- **Instructions to follow**:
Every line of the records below that has the word "hint" should be copied.

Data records
──────────

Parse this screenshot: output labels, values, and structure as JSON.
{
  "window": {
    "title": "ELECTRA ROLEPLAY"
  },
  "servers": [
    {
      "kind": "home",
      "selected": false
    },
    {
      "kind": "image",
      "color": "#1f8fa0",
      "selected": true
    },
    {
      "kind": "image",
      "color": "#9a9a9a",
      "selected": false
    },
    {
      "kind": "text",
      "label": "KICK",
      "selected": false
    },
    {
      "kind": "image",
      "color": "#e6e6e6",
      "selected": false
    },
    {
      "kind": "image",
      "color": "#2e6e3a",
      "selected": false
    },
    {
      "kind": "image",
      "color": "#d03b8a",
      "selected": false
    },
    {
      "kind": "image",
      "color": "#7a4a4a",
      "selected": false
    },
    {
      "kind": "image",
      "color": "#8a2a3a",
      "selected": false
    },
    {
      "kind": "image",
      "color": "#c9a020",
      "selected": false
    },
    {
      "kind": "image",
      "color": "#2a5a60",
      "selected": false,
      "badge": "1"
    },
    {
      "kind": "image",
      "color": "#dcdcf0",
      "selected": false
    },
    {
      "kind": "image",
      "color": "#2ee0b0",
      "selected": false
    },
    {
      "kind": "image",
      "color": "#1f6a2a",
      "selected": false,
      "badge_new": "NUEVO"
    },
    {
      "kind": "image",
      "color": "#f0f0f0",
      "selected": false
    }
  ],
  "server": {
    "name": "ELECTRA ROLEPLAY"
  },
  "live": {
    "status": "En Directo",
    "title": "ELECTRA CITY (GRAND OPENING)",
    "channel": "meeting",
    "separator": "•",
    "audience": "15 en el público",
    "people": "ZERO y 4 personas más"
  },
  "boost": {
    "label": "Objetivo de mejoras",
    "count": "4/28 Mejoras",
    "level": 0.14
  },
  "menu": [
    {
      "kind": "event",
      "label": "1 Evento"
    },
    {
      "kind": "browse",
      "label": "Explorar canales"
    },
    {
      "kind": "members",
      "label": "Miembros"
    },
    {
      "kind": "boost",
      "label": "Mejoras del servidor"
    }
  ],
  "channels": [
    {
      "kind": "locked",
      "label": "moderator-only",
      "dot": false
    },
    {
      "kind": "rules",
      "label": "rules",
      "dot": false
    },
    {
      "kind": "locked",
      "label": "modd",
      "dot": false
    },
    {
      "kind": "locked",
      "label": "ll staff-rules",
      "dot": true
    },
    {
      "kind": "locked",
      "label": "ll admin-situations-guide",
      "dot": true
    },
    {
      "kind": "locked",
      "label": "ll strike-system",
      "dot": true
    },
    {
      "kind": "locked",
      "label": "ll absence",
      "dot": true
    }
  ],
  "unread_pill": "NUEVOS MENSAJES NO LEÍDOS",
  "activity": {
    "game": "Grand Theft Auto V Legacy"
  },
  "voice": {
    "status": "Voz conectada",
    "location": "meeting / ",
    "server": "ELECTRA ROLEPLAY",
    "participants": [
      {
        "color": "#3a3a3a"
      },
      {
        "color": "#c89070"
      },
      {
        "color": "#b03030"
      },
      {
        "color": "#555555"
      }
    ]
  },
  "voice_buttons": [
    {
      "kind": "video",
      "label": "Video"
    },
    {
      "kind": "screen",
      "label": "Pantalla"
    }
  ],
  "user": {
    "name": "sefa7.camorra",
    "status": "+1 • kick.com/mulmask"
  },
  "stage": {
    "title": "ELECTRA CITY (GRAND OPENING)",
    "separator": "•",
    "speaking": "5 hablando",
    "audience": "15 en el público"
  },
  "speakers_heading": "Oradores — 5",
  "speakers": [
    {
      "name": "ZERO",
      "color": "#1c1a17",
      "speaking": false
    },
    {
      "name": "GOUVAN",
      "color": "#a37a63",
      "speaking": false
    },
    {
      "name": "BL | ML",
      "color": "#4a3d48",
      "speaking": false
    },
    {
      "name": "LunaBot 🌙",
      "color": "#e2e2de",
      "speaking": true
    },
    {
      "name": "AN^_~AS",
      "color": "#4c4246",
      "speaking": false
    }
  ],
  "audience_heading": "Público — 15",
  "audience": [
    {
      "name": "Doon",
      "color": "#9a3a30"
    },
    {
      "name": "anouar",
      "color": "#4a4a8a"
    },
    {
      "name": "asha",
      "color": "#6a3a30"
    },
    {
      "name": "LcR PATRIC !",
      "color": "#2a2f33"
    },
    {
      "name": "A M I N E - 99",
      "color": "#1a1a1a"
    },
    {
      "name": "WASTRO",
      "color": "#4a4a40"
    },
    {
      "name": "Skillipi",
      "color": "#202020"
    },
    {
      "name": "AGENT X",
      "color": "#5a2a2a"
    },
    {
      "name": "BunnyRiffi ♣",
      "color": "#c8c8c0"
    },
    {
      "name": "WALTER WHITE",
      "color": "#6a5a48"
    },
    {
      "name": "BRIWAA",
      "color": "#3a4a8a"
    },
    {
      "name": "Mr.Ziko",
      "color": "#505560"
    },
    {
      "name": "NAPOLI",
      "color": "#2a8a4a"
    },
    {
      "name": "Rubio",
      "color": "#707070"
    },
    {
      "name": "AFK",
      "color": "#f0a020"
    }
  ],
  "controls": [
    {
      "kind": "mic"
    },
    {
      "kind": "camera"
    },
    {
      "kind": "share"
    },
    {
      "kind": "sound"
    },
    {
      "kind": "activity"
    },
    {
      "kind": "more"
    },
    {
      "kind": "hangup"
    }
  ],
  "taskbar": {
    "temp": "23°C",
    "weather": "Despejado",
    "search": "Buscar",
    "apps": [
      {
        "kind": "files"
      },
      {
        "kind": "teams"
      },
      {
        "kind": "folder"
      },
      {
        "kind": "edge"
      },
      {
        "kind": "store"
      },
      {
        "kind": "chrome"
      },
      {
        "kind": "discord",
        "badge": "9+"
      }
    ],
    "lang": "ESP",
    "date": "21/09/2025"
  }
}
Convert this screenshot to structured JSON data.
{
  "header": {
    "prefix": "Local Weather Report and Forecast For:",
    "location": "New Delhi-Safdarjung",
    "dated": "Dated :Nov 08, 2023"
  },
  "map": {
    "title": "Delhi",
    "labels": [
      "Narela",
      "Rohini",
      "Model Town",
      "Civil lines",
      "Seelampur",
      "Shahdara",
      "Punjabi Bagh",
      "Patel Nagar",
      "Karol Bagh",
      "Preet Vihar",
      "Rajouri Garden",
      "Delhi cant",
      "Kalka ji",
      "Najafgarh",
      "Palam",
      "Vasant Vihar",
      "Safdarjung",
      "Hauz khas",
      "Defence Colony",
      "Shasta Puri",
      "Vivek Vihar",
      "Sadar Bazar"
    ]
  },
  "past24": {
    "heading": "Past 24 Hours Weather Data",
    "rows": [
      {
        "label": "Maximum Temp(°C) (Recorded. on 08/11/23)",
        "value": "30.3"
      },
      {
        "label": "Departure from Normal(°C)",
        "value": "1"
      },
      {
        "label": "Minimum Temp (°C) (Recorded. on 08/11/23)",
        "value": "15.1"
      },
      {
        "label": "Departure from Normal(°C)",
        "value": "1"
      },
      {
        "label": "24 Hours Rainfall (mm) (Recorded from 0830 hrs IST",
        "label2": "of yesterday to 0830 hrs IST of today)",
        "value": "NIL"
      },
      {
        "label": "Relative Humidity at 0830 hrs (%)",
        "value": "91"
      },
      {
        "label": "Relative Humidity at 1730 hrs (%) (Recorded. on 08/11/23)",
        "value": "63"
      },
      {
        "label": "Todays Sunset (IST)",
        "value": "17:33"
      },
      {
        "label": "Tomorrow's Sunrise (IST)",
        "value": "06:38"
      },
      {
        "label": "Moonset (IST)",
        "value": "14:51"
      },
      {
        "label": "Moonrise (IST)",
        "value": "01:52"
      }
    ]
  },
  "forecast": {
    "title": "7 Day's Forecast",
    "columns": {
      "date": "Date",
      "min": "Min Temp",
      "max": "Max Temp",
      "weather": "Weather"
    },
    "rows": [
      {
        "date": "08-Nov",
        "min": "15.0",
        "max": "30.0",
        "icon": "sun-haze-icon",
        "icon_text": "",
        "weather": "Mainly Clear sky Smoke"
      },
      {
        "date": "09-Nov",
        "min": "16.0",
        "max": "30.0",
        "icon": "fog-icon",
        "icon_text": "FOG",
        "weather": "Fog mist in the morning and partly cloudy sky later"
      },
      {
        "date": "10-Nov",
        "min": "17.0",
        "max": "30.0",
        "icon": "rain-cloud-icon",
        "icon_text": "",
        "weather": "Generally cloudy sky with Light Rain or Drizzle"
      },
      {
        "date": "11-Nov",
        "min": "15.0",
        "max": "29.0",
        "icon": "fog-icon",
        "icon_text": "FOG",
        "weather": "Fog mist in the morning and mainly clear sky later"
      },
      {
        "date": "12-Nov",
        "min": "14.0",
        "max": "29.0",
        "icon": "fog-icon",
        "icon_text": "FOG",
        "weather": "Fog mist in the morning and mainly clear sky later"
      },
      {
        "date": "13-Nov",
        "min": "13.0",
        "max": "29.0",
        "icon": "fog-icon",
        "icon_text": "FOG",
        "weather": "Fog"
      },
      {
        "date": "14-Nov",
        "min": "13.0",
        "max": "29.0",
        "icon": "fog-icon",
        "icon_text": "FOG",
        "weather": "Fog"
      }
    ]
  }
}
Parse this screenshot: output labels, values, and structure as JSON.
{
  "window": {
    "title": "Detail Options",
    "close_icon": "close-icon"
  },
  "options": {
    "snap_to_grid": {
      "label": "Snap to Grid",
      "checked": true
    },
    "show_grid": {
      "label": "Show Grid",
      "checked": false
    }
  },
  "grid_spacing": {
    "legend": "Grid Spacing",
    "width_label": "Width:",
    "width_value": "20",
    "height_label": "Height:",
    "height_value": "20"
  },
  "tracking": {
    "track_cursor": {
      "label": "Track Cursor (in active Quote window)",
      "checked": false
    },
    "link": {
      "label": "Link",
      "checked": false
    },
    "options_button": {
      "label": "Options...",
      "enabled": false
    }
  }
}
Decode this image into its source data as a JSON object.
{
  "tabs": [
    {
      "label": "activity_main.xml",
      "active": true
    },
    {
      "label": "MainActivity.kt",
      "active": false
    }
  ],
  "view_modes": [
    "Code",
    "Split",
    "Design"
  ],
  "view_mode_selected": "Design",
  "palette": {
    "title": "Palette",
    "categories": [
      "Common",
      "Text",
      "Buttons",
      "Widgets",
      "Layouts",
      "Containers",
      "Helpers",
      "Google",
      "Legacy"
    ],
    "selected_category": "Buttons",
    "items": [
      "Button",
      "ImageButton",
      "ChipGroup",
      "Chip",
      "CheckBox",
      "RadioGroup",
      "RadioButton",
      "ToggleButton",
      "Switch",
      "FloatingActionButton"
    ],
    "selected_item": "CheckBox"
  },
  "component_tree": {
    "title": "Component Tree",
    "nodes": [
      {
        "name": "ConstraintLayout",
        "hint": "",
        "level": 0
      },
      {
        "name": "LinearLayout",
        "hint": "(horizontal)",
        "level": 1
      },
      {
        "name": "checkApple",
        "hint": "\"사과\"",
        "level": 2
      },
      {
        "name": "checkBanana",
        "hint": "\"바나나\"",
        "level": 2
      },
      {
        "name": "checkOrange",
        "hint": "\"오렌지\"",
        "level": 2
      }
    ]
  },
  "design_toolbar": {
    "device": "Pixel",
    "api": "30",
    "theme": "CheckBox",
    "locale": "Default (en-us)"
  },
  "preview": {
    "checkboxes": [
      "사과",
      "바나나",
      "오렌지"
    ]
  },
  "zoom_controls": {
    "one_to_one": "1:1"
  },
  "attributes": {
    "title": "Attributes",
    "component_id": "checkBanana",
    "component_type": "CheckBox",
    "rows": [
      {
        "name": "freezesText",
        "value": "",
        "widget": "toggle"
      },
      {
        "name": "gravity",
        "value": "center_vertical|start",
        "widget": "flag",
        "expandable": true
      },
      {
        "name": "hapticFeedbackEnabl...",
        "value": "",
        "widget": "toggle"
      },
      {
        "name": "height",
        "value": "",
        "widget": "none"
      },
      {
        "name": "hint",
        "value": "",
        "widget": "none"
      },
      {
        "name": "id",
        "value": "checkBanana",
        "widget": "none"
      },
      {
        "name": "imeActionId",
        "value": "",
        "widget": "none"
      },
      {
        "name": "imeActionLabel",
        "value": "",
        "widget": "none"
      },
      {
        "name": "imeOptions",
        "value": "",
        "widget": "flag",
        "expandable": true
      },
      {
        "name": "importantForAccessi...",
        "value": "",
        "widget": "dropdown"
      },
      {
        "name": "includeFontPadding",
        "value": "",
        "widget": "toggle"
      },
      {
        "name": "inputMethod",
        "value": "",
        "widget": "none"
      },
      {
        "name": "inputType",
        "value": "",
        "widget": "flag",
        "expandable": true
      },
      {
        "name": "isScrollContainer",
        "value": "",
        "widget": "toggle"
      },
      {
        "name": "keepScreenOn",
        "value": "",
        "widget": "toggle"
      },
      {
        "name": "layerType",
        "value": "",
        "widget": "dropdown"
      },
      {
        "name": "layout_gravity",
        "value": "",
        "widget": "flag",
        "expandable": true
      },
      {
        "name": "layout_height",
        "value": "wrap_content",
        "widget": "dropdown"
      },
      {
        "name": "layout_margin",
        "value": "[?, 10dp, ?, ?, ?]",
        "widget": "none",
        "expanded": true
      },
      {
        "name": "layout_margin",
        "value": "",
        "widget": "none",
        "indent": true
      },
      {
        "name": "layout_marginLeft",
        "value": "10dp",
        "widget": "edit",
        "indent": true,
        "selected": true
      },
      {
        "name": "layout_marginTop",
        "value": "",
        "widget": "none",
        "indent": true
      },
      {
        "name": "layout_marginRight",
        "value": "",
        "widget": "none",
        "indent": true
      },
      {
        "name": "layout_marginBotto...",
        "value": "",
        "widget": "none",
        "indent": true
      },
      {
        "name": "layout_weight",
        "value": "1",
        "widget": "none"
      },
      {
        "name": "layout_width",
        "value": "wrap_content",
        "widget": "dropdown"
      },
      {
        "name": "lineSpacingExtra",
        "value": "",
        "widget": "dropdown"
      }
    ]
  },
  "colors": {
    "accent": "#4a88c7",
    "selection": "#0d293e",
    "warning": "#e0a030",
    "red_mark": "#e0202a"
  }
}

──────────

- **Response area**:
        "hint": "",
        "hint": "(horizontal)",
        "hint": "\"사과\"",
        "hint": "\"바나나\"",
        "hint": "\"오렌지\"",
        "name": "hint",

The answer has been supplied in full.